The D.O.C.’s humble demeanor and infectious smile are all signs he’s finally in a good place. Last June—in what he describes as another “G-O-D moment”—he was introduced to NOFX frontman/producer Fat Mike, who let him shoot part of The DOC at his Las Vegas home. In turn, Fat Mike connected him with indie rap staple Ceschi Ramos and the Get Dead’s Sam King, who were making music under the moniker Codefendants. One day at Fat Mike’s house, Mike played the D.O.C. some of their music, which he found intriguing.
With Fat Mike’s encouragement, the D.O.C. contributed a verse to the single “Fast Ones” from the group’s latest album, This is Crime Wave. It was the first time the D.O.C. recorded a verse in more than 15 years. Noticeably gruff but as powerful as ever, his voice added a raw element to the explosive track. A video would follow, and the D.O.C. found himself filming amongst a colorful cast of characters, including Freestyle Fellowship’s Myka 9, the Shape Shifters’ Awol One, and producer Factor Chandelier. The opportunity only fueled the D.O.C.’s fire for making music, and in April, he headed to Austin to perform with Codefendants at the Punk in Drublic Festival, his first live rap performance in nearly 30 years.
The D.O.C. was back.

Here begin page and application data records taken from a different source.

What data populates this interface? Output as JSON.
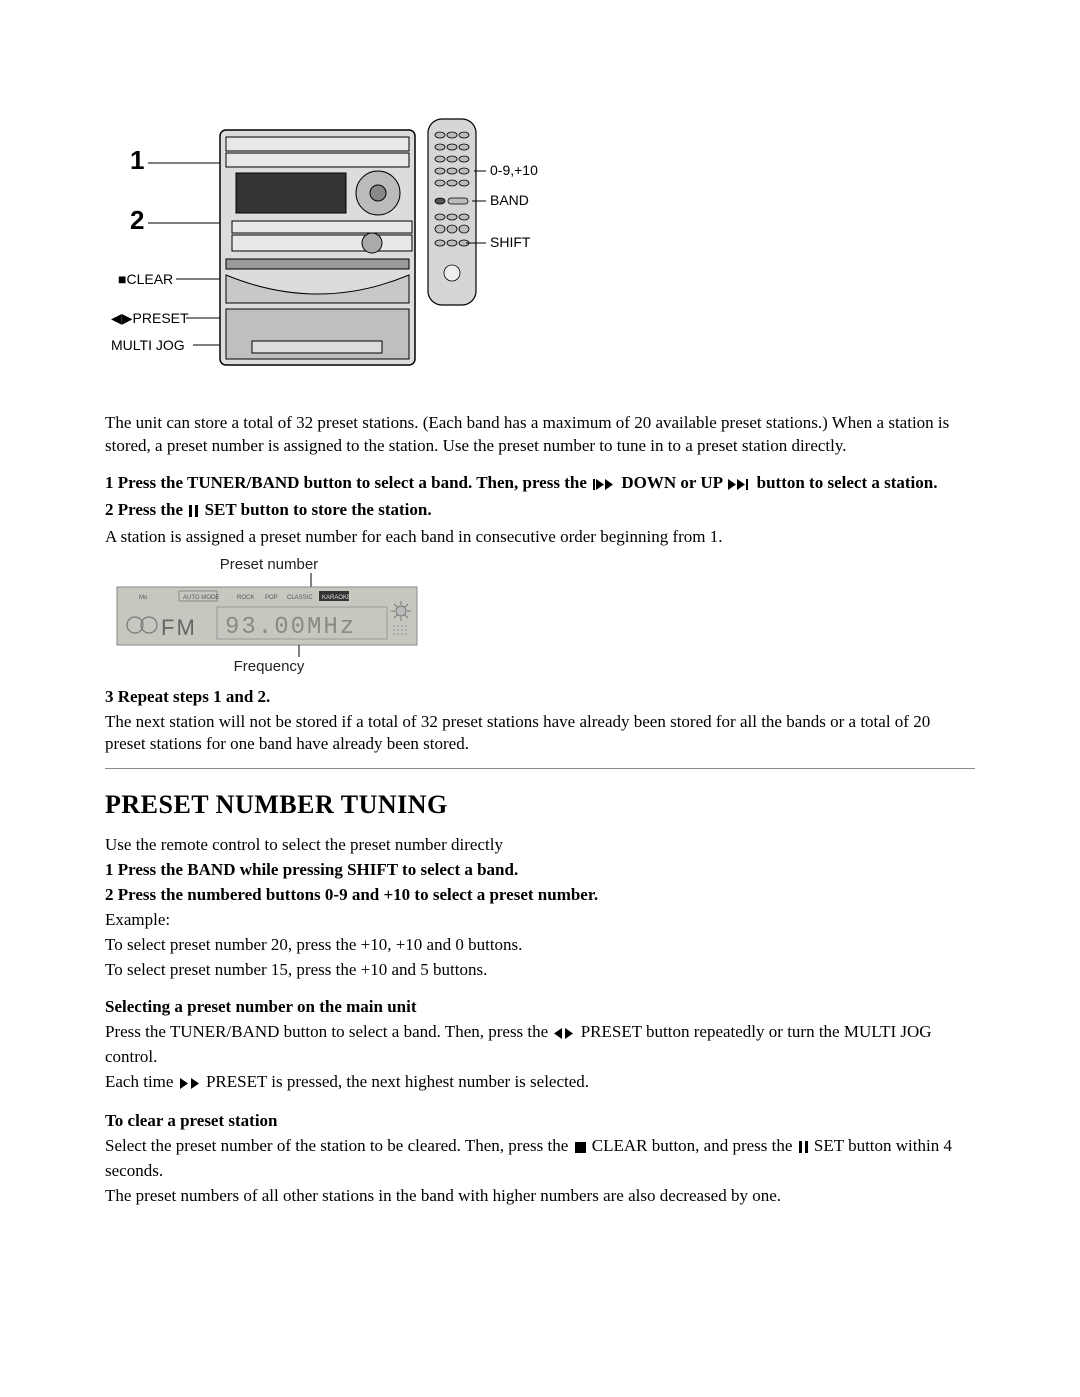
{
  "diagram": {
    "labels_left": [
      "1",
      "2",
      "■CLEAR",
      "◀▶PRESET",
      "MULTI JOG"
    ],
    "labels_right": [
      "0-9,+10",
      "BAND",
      "SHIFT"
    ]
  },
  "intro": "The unit can store a total of 32 preset stations. (Each band has a maximum of 20 available preset stations.)  When a station is stored, a preset number is assigned to the station. Use the preset number to tune in to a preset station directly.",
  "step1a": "1 Press the TUNER/BAND button to select a band.  Then, press the  ",
  "step1b": " DOWN or UP ",
  "step1c": "  button to select a station.",
  "step2a": "2 Press the ",
  "step2b": " SET button to store the station.",
  "step2_body": "A station is assigned a preset number for each band in consecutive order beginning from 1.",
  "lcd_top_label": "Preset number",
  "lcd_bottom_label": "Frequency",
  "lcd_band": "FM",
  "lcd_value": "93.00MHz",
  "lcd_tags": [
    "AUTO MODE",
    "ROCK",
    "POP",
    "CLASSIC",
    "KARAOKE"
  ],
  "step3_head": "3 Repeat steps 1 and 2.",
  "step3_body": "The next station will not be stored if a total of 32 preset stations have already been stored for all the bands or a total of 20 preset stations for one band have already been stored.",
  "h_preset": "PRESET NUMBER TUNING",
  "remote_intro": "Use the remote control to select the preset number directly",
  "remote_step1": "1 Press the BAND while pressing SHIFT to select a band.",
  "remote_step2": "2 Press the numbered buttons 0-9 and +10 to select a preset number.",
  "example_label": "Example:",
  "example_1": "To select preset number 20, press the +10, +10 and 0 buttons.",
  "example_2": "To select preset number 15, press the +10 and 5 buttons.",
  "main_unit_head": "Selecting a preset number on the main unit",
  "main_unit_1a": "Press the TUNER/BAND button to select a band. Then, press the ",
  "main_unit_1b": " PRESET button repeatedly or turn the MULTI JOG control.",
  "main_unit_2a": "Each time ",
  "main_unit_2b": " PRESET is pressed, the next highest number is selected.",
  "clear_head": "To clear a preset station",
  "clear_1a": "Select the preset number of the station to be cleared. Then, press the ",
  "clear_1b": " CLEAR button, and press the ",
  "clear_1c": " SET button within 4 seconds.",
  "clear_2": "The preset numbers of all other stations in the band with higher numbers are also decreased by one."
}
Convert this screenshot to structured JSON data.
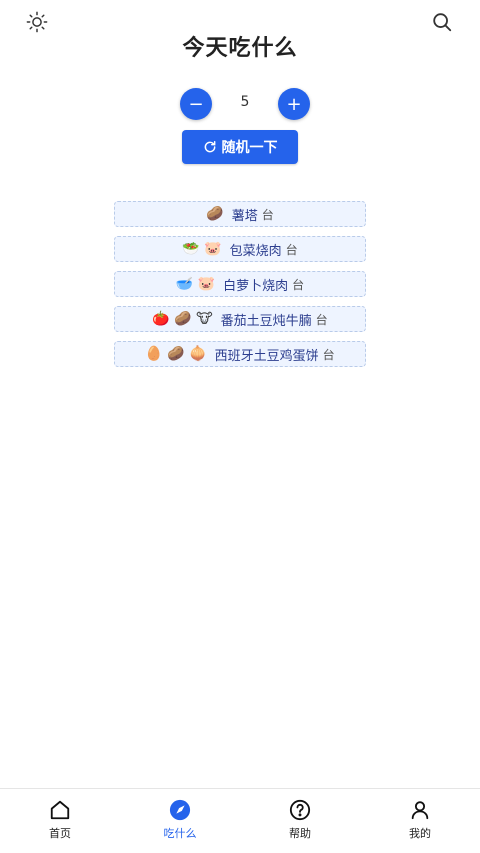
{
  "header": {
    "title": "今天吃什么",
    "icons": {
      "left": "sun-icon",
      "right": "search-icon"
    }
  },
  "stepper": {
    "minus": "−",
    "plus": "+",
    "value": "5"
  },
  "random_button": {
    "label": "随机一下",
    "icon": "refresh-icon"
  },
  "dishes": [
    {
      "emojis": "🥔",
      "name": "薯塔",
      "tail": "台"
    },
    {
      "emojis": "🥗 🐷",
      "name": "包菜烧肉",
      "tail": "台"
    },
    {
      "emojis": "🥣 🐷",
      "name": "白萝卜烧肉",
      "tail": "台"
    },
    {
      "emojis": "🍅 🥔 🐮",
      "name": "番茄土豆炖牛腩",
      "tail": "台"
    },
    {
      "emojis": "🥚 🥔 🧅",
      "name": "西班牙土豆鸡蛋饼",
      "tail": "台"
    }
  ],
  "tabs": [
    {
      "label": "首页",
      "icon": "home-icon"
    },
    {
      "label": "吃什么",
      "icon": "compass-icon",
      "active": true
    },
    {
      "label": "帮助",
      "icon": "help-icon"
    },
    {
      "label": "我的",
      "icon": "user-icon"
    }
  ],
  "colors": {
    "accent": "#2563eb",
    "item_bg": "#eef4ff"
  }
}
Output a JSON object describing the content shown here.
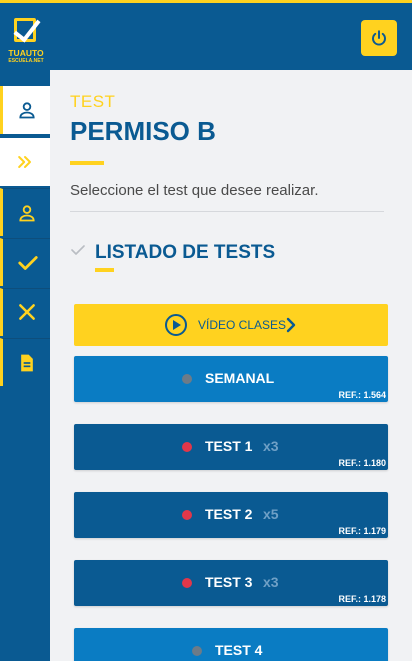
{
  "brand": {
    "name": "TUAUTO",
    "domain": "ESCUELA.NET",
    "colors": {
      "primary": "#0a5a92",
      "accent": "#ffd21f",
      "light_blue": "#0a7cc3",
      "danger": "#e2374a"
    }
  },
  "header": {
    "power_icon": "power-icon"
  },
  "sidebar": {
    "items": [
      {
        "icon": "user-icon",
        "state": "active"
      },
      {
        "icon": "double-chevron-right-icon",
        "state": "toggle"
      },
      {
        "icon": "user-icon",
        "state": "normal"
      },
      {
        "icon": "check-icon",
        "state": "normal"
      },
      {
        "icon": "close-icon",
        "state": "normal"
      },
      {
        "icon": "document-icon",
        "state": "normal"
      }
    ]
  },
  "page": {
    "subtitle": "TEST",
    "title": "PERMISO B",
    "instruction": "Seleccione el test que desee realizar."
  },
  "list": {
    "title": "LISTADO DE TESTS",
    "video_button": "VÍDEO CLASES",
    "tests": [
      {
        "label": "SEMANAL",
        "count": "",
        "ref": "REF.: 1.564",
        "status": "grey",
        "style": "light"
      },
      {
        "label": "TEST 1",
        "count": "x3",
        "ref": "REF.: 1.180",
        "status": "red",
        "style": "dark"
      },
      {
        "label": "TEST 2",
        "count": "x5",
        "ref": "REF.: 1.179",
        "status": "red",
        "style": "dark"
      },
      {
        "label": "TEST 3",
        "count": "x3",
        "ref": "REF.: 1.178",
        "status": "red",
        "style": "dark"
      },
      {
        "label": "TEST 4",
        "count": "",
        "ref": "",
        "status": "grey",
        "style": "light"
      }
    ]
  }
}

“It was just fucking cool as shit,” he says. “I hadn’t been to something like that in years. Love was everywhere. If I’m being honest, I had no idea that people really fucked with me like that. It was a big deal. Luckily, a camera guy was there and captured everything. It was a fucking moment. I had no idea that’s who Fat Mike was. The guy let me use his house to shoot the documentary, and he’s funny. I just liked him. He’s a good guy. But I had no idea that was who he was. That guy is something else. He’s incredible. He’s a movement. I didn’t know that. It was a real experience.”
He continues, “I haven’t performed in so long. But it must be like muscle memory because I didn’t skip a beat. My bones don’t move as fast as they used to, but all the movements are all the same and people react the same. I went outside and talked to the people, and they were so expressive and heartfelt. They all knew my story and felt my pain. I didn’t know that side of the world existed. It was a blessing.”
For now, The DOC film still isn’t available to a wider audience, something he recently addressed on Twitter. On April 28, the D.O.C. was asked about its release, and he replied, “There is an unnamed company trying to keep you from seeing it.” He remains confident, however, it will arrive this summer. In the meantime, the D.O.C. is fielding offers and focused on manifesting the school. He says he’s ready to go “full blast” and encourages anyone who wants to get involved to reach out to him directly: [email protected].
“Anybody who wants to know what I’m doing, wants to know about this documentary, or wants to help me with this mission, reach out to me and talk to me ‘cause as a family, we got shit to do,” he concludes. “And I need all the help I can get. Anybody who knows me and feels my pain and understands this struggle knows what’s in my heart and what I gotta go do. And I need your help, so holler at me.”